The number of lines containing the word "nRISK" is all you should give; count them in the records below.

- Data provided -
__________
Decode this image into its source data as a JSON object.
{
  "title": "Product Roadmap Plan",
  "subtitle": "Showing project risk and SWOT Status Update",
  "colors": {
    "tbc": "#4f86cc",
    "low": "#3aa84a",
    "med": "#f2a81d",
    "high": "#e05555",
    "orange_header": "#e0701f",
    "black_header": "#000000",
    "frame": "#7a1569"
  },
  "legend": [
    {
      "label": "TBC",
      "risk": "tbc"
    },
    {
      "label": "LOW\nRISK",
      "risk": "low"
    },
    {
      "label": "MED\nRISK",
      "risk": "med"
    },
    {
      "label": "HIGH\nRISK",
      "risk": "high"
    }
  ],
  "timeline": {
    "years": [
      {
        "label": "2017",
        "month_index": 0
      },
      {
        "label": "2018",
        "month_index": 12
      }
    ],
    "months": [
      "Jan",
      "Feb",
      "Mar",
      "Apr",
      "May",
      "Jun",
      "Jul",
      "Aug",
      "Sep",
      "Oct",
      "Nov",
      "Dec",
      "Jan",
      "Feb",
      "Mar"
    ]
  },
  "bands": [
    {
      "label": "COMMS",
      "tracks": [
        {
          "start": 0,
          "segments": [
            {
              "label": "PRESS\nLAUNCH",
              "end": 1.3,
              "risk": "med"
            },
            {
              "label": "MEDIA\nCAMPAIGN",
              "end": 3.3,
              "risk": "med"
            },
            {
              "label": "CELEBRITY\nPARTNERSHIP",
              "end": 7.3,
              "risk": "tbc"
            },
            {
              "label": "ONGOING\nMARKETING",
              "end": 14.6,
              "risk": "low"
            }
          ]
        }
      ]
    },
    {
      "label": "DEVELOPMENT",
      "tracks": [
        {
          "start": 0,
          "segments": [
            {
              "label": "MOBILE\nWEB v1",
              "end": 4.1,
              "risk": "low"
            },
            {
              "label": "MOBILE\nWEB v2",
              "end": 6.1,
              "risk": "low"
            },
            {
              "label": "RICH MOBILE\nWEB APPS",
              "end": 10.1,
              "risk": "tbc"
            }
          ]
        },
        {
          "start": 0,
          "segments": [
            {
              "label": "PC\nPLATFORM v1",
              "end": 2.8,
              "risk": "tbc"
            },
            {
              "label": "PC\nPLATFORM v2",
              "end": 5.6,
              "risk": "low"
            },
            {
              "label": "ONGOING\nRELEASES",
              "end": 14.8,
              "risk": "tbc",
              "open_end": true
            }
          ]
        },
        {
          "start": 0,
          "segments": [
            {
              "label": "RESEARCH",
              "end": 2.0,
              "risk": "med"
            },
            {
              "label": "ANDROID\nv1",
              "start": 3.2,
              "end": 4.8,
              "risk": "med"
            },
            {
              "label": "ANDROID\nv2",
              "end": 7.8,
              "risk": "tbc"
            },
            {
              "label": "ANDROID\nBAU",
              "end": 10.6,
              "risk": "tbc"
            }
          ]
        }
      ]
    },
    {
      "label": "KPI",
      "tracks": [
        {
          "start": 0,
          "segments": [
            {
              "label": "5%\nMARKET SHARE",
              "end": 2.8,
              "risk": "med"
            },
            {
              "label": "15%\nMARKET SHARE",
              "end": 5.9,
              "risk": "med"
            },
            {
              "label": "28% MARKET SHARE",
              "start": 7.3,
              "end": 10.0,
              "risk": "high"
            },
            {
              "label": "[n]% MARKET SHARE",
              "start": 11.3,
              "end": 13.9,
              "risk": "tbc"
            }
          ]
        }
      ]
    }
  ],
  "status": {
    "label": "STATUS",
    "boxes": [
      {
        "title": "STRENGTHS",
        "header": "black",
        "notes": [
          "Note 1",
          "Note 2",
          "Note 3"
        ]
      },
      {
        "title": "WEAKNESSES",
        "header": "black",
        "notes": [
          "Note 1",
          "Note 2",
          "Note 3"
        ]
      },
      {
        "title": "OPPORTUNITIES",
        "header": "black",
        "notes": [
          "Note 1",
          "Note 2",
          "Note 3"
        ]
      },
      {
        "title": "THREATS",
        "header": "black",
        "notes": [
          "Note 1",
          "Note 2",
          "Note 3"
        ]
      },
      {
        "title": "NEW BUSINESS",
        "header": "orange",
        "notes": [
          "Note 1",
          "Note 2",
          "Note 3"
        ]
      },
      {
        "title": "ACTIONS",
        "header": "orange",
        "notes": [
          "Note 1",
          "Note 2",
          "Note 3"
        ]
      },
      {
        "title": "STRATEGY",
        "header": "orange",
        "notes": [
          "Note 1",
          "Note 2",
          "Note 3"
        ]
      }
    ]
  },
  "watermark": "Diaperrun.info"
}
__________
- Exercise response -
3